Copy out each line of the material in which the word "Font" can be found.

= Beginning of Section =

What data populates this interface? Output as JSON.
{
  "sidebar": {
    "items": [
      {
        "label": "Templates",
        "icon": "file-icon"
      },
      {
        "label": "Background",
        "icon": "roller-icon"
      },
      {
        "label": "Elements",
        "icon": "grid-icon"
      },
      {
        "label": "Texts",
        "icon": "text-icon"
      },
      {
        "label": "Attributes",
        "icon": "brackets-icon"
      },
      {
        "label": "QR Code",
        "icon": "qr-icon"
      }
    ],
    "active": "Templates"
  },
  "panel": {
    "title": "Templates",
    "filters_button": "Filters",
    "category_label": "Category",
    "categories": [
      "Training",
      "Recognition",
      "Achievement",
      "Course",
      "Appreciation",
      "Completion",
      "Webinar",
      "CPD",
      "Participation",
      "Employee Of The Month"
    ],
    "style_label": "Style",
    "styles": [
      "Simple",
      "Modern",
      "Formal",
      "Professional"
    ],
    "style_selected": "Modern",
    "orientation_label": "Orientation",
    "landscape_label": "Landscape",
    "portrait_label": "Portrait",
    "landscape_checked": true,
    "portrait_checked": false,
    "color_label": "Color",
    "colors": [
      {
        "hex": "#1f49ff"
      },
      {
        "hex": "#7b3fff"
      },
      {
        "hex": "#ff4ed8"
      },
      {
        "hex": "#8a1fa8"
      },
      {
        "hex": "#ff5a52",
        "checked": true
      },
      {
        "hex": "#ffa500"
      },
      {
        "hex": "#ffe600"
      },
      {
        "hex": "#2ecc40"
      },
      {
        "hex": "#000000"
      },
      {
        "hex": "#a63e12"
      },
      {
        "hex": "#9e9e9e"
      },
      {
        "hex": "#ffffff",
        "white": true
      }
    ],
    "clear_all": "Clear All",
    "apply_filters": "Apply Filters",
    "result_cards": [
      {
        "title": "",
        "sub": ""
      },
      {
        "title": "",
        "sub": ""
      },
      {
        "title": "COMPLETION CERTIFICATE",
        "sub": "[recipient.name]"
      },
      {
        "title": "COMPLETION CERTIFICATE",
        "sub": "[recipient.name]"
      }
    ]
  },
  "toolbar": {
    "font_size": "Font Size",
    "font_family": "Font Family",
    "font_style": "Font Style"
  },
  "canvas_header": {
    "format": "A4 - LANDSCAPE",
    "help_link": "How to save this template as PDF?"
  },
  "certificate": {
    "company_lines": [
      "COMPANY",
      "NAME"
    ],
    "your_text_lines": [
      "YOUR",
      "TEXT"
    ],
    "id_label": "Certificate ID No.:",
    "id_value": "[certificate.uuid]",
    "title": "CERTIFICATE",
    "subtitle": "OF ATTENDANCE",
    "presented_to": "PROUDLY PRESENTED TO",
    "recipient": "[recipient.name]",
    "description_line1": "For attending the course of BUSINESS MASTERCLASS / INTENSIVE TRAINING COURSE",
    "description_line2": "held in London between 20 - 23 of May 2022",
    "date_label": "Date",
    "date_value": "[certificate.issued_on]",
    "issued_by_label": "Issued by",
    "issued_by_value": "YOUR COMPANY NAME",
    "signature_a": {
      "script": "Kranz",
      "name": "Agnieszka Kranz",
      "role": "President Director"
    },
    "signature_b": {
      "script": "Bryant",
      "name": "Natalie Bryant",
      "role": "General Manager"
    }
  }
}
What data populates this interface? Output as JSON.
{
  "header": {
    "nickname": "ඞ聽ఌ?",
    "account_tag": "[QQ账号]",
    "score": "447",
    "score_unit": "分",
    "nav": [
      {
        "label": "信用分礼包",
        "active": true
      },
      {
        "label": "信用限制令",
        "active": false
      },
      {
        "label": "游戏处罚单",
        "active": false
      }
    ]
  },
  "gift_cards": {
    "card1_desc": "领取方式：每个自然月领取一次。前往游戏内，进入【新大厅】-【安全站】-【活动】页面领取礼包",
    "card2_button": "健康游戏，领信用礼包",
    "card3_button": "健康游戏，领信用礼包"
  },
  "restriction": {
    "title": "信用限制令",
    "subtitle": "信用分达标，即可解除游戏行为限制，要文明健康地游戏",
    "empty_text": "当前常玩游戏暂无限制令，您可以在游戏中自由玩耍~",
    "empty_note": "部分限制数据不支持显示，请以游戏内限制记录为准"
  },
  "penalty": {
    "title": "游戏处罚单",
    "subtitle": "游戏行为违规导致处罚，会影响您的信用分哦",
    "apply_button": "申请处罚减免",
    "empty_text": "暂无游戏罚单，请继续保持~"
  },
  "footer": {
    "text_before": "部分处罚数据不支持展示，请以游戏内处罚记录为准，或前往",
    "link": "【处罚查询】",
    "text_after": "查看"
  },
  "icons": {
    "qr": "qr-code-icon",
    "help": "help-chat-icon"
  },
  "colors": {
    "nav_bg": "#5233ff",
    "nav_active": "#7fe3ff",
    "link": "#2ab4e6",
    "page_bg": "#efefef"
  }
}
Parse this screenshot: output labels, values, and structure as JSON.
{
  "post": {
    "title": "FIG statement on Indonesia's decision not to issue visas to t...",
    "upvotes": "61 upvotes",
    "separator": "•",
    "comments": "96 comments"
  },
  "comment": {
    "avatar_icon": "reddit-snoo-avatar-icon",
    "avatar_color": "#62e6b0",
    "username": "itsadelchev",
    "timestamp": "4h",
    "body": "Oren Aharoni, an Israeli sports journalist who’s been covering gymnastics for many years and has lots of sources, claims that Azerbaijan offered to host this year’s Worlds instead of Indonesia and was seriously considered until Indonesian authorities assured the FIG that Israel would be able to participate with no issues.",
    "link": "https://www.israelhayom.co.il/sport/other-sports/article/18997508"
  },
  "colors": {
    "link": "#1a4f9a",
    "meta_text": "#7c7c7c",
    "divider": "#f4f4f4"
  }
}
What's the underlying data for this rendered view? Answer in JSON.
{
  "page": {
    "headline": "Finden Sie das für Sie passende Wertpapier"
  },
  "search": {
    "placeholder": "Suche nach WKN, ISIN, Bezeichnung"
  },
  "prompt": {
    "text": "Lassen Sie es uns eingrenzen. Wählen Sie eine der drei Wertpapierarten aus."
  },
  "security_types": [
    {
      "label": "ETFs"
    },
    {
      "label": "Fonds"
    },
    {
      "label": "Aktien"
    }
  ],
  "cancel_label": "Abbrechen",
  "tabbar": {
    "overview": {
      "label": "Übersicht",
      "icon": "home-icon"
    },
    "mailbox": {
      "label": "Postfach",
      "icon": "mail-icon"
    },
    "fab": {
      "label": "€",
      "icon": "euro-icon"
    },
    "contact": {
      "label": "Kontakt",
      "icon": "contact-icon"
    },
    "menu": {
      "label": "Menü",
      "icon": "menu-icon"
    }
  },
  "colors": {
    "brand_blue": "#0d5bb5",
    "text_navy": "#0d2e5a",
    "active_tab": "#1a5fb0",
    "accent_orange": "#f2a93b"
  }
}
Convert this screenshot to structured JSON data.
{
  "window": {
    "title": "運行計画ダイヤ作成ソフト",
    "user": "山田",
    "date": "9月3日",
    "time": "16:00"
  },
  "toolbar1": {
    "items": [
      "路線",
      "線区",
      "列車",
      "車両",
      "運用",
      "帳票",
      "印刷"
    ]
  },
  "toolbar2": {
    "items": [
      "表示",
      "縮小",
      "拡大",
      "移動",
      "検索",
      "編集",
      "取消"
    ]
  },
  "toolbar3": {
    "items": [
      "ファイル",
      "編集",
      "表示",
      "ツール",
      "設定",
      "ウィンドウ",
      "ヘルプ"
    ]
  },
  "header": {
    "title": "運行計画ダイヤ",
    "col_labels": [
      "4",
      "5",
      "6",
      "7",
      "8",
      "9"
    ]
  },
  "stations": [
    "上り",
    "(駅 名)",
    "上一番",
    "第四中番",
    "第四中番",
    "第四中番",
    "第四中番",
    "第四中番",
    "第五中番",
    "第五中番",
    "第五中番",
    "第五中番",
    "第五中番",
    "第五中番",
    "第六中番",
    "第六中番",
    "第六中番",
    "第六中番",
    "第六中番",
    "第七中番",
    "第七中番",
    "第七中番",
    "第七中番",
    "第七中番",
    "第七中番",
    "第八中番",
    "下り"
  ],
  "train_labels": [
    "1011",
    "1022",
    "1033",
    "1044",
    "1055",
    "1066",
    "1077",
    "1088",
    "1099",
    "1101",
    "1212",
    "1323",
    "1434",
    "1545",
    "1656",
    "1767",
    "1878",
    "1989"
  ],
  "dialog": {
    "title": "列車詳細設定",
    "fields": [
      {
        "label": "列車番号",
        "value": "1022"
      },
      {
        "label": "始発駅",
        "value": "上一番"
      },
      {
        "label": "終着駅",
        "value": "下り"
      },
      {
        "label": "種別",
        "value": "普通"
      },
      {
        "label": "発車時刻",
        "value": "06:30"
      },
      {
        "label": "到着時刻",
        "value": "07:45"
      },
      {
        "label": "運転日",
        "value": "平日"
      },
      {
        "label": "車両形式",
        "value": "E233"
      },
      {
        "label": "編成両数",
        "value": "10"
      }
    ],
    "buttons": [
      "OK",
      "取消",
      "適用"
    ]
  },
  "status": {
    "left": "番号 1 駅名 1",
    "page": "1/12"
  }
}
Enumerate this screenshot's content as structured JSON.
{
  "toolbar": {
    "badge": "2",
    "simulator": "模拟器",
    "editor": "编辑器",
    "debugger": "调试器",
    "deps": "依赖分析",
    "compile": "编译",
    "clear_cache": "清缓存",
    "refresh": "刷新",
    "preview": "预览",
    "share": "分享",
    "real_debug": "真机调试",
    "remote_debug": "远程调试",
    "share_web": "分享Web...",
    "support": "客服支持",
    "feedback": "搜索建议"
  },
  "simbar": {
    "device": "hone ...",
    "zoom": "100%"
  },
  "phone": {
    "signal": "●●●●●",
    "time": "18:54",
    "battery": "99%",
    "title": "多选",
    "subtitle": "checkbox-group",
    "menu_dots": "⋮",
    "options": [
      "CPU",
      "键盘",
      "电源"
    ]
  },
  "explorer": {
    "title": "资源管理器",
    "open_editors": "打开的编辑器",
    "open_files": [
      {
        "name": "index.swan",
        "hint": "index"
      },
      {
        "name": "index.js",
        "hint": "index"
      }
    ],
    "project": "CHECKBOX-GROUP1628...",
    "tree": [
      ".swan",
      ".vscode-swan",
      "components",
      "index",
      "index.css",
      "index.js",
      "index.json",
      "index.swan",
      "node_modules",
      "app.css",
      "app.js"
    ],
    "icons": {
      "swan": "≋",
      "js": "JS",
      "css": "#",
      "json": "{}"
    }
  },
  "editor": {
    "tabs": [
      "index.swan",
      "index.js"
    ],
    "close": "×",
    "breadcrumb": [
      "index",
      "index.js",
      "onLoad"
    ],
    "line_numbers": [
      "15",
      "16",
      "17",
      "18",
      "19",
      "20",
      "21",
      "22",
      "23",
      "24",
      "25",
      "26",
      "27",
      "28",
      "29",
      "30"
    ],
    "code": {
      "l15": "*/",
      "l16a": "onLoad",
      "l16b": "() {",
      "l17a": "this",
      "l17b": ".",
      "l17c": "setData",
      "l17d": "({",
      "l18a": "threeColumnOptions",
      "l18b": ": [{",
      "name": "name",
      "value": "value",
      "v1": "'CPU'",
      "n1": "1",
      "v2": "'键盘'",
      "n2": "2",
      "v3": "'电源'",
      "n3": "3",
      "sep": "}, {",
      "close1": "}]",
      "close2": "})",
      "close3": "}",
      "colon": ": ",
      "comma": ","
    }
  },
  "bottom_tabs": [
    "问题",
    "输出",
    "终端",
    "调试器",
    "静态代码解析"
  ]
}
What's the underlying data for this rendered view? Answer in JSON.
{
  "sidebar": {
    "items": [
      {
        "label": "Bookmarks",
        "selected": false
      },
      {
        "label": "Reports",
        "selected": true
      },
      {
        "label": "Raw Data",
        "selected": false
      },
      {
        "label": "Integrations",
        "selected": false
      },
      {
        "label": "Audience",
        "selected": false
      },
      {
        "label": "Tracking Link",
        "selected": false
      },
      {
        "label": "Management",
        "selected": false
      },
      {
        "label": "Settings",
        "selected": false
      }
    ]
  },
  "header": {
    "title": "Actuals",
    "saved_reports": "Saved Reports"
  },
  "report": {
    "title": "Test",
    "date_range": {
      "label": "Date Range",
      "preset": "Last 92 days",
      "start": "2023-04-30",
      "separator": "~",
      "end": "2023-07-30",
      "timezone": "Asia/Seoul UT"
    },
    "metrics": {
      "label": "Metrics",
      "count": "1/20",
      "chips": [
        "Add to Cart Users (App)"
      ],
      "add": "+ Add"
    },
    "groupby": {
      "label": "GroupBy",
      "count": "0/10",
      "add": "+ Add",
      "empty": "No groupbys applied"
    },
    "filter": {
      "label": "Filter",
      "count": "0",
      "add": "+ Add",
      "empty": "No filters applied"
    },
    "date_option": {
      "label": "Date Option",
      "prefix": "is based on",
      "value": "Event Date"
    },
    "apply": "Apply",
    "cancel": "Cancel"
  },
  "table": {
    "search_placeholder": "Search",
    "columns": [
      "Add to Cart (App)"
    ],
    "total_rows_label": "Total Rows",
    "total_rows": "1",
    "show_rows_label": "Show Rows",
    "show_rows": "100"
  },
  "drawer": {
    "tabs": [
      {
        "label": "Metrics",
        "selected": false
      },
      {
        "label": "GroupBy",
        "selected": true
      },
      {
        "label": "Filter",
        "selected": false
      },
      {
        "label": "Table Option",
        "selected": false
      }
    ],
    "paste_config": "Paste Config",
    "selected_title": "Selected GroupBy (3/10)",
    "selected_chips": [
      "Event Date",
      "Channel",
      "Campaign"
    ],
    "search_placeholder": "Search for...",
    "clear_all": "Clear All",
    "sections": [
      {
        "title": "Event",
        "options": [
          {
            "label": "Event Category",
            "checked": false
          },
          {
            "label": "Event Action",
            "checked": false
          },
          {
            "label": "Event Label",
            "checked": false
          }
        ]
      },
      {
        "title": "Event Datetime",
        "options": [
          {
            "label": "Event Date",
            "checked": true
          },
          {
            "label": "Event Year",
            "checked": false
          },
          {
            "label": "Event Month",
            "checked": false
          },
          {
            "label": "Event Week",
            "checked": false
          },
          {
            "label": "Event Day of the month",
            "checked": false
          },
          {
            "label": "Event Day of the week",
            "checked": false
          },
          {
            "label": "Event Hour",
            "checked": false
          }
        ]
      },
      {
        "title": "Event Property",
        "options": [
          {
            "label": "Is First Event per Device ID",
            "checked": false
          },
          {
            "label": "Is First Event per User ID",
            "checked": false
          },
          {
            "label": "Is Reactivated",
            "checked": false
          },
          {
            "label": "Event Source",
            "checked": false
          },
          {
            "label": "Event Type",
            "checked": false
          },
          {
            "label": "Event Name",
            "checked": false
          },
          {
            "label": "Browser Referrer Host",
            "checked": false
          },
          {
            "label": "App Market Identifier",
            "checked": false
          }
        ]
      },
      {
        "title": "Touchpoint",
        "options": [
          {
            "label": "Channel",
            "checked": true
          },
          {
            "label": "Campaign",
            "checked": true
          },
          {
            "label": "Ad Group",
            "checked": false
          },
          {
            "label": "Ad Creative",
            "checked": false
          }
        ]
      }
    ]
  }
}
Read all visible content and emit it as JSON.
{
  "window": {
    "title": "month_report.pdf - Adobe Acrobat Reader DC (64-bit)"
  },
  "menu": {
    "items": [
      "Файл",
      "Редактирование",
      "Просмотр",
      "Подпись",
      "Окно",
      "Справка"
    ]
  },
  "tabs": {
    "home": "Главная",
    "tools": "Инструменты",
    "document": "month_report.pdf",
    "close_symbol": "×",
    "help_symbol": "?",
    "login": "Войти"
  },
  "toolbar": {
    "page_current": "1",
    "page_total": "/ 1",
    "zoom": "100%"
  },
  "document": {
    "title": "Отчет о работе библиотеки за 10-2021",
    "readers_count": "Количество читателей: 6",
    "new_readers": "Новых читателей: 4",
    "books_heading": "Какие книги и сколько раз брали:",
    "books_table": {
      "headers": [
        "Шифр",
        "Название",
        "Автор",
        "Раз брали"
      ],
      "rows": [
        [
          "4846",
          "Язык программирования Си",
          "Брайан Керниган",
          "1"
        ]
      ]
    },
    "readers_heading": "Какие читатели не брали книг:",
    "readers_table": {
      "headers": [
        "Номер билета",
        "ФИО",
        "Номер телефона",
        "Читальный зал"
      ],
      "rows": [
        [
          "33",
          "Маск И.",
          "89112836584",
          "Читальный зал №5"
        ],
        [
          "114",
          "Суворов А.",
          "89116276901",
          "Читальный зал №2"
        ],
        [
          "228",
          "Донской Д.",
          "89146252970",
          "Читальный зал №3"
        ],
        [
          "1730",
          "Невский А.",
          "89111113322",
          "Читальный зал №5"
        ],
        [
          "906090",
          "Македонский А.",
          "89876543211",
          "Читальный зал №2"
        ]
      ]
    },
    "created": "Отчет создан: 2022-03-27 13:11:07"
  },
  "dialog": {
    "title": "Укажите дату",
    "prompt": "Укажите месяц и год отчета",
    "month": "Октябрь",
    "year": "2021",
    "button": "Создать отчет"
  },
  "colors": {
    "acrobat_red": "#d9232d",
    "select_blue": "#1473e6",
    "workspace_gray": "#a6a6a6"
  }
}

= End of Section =

RESPONSE FOR THIS EXERCISE:
    "font_size": "Font Size",
    "font_family": "Font Family",
    "font_style": "Font Style"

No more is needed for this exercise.